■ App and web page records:
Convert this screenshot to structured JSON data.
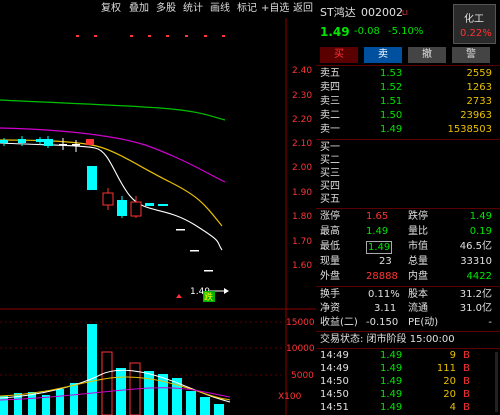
{
  "toolbar": {
    "items": [
      "复权",
      "叠加",
      "多股",
      "统计",
      "画线",
      "标记",
      "+自选",
      "返回"
    ]
  },
  "chart": {
    "price_labels": [
      "2.40",
      "2.30",
      "2.20",
      "2.10",
      "2.00",
      "1.90",
      "1.80",
      "1.70",
      "1.60"
    ],
    "volume_labels": [
      "15000",
      "10000",
      "5000"
    ],
    "volume_unit": "X100",
    "last_price_label": "1.49",
    "limit_badge": "跌",
    "colors": {
      "up": "#ff3333",
      "down": "#00ffff",
      "ma5": "#ffffff",
      "ma10": "#e8c000",
      "ma20": "#d000d0",
      "ma60": "#00c000"
    }
  },
  "quote": {
    "name": "ST鸿达",
    "code": "002002",
    "tag": "LI",
    "industry_label": "化工",
    "industry_pct": "0.22%",
    "price": "1.49",
    "change": "-0.08",
    "change_pct": "-5.10%"
  },
  "actions": {
    "buy": "买",
    "sell": "卖",
    "cancel": "撤",
    "alert": "警"
  },
  "sell_orders": [
    {
      "label": "卖五",
      "price": "1.53",
      "volume": "2559"
    },
    {
      "label": "卖四",
      "price": "1.52",
      "volume": "1263"
    },
    {
      "label": "卖三",
      "price": "1.51",
      "volume": "2733"
    },
    {
      "label": "卖二",
      "price": "1.50",
      "volume": "23963"
    },
    {
      "label": "卖一",
      "price": "1.49",
      "volume": "1538503"
    }
  ],
  "buy_orders": [
    {
      "label": "买一"
    },
    {
      "label": "买二"
    },
    {
      "label": "买三"
    },
    {
      "label": "买四"
    },
    {
      "label": "买五"
    }
  ],
  "stats": {
    "zhangting_label": "涨停",
    "zhangting": "1.65",
    "dieting_label": "跌停",
    "dieting": "1.49",
    "high_label": "最高",
    "high": "1.49",
    "liangbi_label": "量比",
    "liangbi": "0.19",
    "low_label": "最低",
    "low": "1.49",
    "shizhi_label": "市值",
    "shizhi": "46.5亿",
    "xianliang_label": "现量",
    "xianliang": "23",
    "zongliang_label": "总量",
    "zongliang": "33310",
    "waipan_label": "外盘",
    "waipan": "28888",
    "neipan_label": "内盘",
    "neipan": "4422",
    "huanshou_label": "换手",
    "huanshou": "0.11%",
    "guben_label": "股本",
    "guben": "31.2亿",
    "jingzi_label": "净资",
    "jingzi": "3.11",
    "liutong_label": "流通",
    "liutong": "31.0亿",
    "shouyi_label": "收益(二)",
    "shouyi": "-0.150",
    "pe_label": "PE(动)",
    "pe": "-"
  },
  "trade_status": "交易状态: 闭市阶段 15:00:00",
  "ticks": [
    {
      "time": "14:49",
      "price": "1.49",
      "volume": "9",
      "side": "B"
    },
    {
      "time": "14:49",
      "price": "1.49",
      "volume": "111",
      "side": "B"
    },
    {
      "time": "14:50",
      "price": "1.49",
      "volume": "20",
      "side": "B"
    },
    {
      "time": "14:50",
      "price": "1.49",
      "volume": "20",
      "side": "B"
    },
    {
      "time": "14:51",
      "price": "1.49",
      "volume": "4",
      "side": "B"
    }
  ]
}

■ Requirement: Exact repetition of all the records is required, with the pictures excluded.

■ Solution to the problem:
Convert this screenshot to structured JSON data.
{
  "toolbar": {
    "items": [
      "复权",
      "叠加",
      "多股",
      "统计",
      "画线",
      "标记",
      "+自选",
      "返回"
    ]
  },
  "chart": {
    "price_labels": [
      "2.40",
      "2.30",
      "2.20",
      "2.10",
      "2.00",
      "1.90",
      "1.80",
      "1.70",
      "1.60"
    ],
    "volume_labels": [
      "15000",
      "10000",
      "5000"
    ],
    "volume_unit": "X100",
    "last_price_label": "1.49",
    "limit_badge": "跌",
    "colors": {
      "up": "#ff3333",
      "down": "#00ffff",
      "ma5": "#ffffff",
      "ma10": "#e8c000",
      "ma20": "#d000d0",
      "ma60": "#00c000"
    }
  },
  "quote": {
    "name": "ST鸿达",
    "code": "002002",
    "tag": "LI",
    "industry_label": "化工",
    "industry_pct": "0.22%",
    "price": "1.49",
    "change": "-0.08",
    "change_pct": "-5.10%"
  },
  "actions": {
    "buy": "买",
    "sell": "卖",
    "cancel": "撤",
    "alert": "警"
  },
  "sell_orders": [
    {
      "label": "卖五",
      "price": "1.53",
      "volume": "2559"
    },
    {
      "label": "卖四",
      "price": "1.52",
      "volume": "1263"
    },
    {
      "label": "卖三",
      "price": "1.51",
      "volume": "2733"
    },
    {
      "label": "卖二",
      "price": "1.50",
      "volume": "23963"
    },
    {
      "label": "卖一",
      "price": "1.49",
      "volume": "1538503"
    }
  ],
  "buy_orders": [
    {
      "label": "买一"
    },
    {
      "label": "买二"
    },
    {
      "label": "买三"
    },
    {
      "label": "买四"
    },
    {
      "label": "买五"
    }
  ],
  "stats": {
    "zhangting_label": "涨停",
    "zhangting": "1.65",
    "dieting_label": "跌停",
    "dieting": "1.49",
    "high_label": "最高",
    "high": "1.49",
    "liangbi_label": "量比",
    "liangbi": "0.19",
    "low_label": "最低",
    "low": "1.49",
    "shizhi_label": "市值",
    "shizhi": "46.5亿",
    "xianliang_label": "现量",
    "xianliang": "23",
    "zongliang_label": "总量",
    "zongliang": "33310",
    "waipan_label": "外盘",
    "waipan": "28888",
    "neipan_label": "内盘",
    "neipan": "4422",
    "huanshou_label": "换手",
    "huanshou": "0.11%",
    "guben_label": "股本",
    "guben": "31.2亿",
    "jingzi_label": "净资",
    "jingzi": "3.11",
    "liutong_label": "流通",
    "liutong": "31.0亿",
    "shouyi_label": "收益(二)",
    "shouyi": "-0.150",
    "pe_label": "PE(动)",
    "pe": "-"
  },
  "trade_status": "交易状态: 闭市阶段 15:00:00",
  "ticks": [
    {
      "time": "14:49",
      "price": "1.49",
      "volume": "9",
      "side": "B"
    },
    {
      "time": "14:49",
      "price": "1.49",
      "volume": "111",
      "side": "B"
    },
    {
      "time": "14:50",
      "price": "1.49",
      "volume": "20",
      "side": "B"
    },
    {
      "time": "14:50",
      "price": "1.49",
      "volume": "20",
      "side": "B"
    },
    {
      "time": "14:51",
      "price": "1.49",
      "volume": "4",
      "side": "B"
    }
  ]
}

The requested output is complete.